I’ve often wished that knowledge of commas was required to get a degree. Of course, this will never happen. On the other hand, you may need commas to describe your degrees, which is to say that you need commas when listing degrees after a name. Take a look at this sample.
The lead researcher was John P. Johnson, PhD, from the University of Florida.
See the commas? When degrees are listed after a name, they act like a form of parenthetical expression that provides supplemental information about the person. And like all parenthetical expressions, they are separated from the rest of the sentence with commas.

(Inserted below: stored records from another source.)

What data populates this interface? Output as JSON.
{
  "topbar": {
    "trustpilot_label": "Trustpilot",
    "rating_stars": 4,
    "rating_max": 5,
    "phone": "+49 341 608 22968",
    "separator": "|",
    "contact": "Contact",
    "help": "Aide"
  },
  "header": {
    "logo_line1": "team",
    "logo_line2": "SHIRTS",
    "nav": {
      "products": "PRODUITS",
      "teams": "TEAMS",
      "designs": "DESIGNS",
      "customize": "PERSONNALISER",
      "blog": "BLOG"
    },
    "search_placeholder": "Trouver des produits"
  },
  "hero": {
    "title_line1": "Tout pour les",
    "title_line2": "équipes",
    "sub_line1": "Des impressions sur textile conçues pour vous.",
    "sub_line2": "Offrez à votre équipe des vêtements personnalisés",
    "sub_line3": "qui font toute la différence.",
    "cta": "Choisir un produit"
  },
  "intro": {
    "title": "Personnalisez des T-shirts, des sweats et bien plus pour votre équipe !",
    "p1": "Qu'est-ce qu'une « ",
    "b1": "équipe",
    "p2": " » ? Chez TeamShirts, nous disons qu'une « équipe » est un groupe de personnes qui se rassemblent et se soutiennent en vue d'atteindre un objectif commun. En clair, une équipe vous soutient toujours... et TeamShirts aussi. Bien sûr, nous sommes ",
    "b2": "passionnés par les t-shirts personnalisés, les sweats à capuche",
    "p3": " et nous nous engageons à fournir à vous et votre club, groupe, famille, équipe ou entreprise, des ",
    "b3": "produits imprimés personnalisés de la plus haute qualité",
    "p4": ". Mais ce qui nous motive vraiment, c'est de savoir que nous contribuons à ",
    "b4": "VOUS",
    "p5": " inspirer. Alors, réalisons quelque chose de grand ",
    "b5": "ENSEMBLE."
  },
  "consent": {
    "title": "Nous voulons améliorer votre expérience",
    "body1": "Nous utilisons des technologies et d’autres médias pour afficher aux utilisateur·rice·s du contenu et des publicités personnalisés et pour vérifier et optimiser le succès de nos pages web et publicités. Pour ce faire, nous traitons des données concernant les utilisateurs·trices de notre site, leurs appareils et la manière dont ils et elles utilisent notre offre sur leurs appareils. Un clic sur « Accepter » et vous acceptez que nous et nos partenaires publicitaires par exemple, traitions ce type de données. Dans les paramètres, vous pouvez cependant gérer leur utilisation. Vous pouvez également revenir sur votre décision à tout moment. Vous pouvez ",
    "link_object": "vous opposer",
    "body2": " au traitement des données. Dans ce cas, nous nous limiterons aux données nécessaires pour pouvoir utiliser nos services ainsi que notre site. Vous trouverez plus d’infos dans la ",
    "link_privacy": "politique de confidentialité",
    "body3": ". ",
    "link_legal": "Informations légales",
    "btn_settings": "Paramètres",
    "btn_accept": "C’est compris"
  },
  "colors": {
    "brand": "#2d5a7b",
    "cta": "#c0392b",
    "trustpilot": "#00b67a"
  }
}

Here, the degree provides non-essential information. Although it might be important to know what degrees a person has, that information isn’t necessary to understand the idea being communicated. Furthermore, we can remove it without losing essential information and without making the sentence ungrammatical. This is a good clue that the information is parenthetical and needs commas.
This is true regardless of the number of degrees. Notice the commas before, after, and between the degrees in this sample:
Thomas Bixler, DDE, MBA, will speak at tonight’s meeting.
And it is true if you write out the degree instead of using the abbreviation, as shown here:
The department head, Fred Fredricks, Doctor of Economics, was found guilty of larceny.
These cases show how to use commas when the degree title is not part of the grammatical sentence. However, sometimes the title is part of the grammatical sentence, in which case no commas are needed, as in this example:
I went to Harvard for my PhD in English.
Put all this together, and you get Zen Comma Rule AF: Put commas around titles if they are not part of the grammatical structure.
Need help with commas? Get Zen Comma, a guide to the 17 major uses and misuses of commas, available in PDF and Kindle formats. Read more about Zen Comma.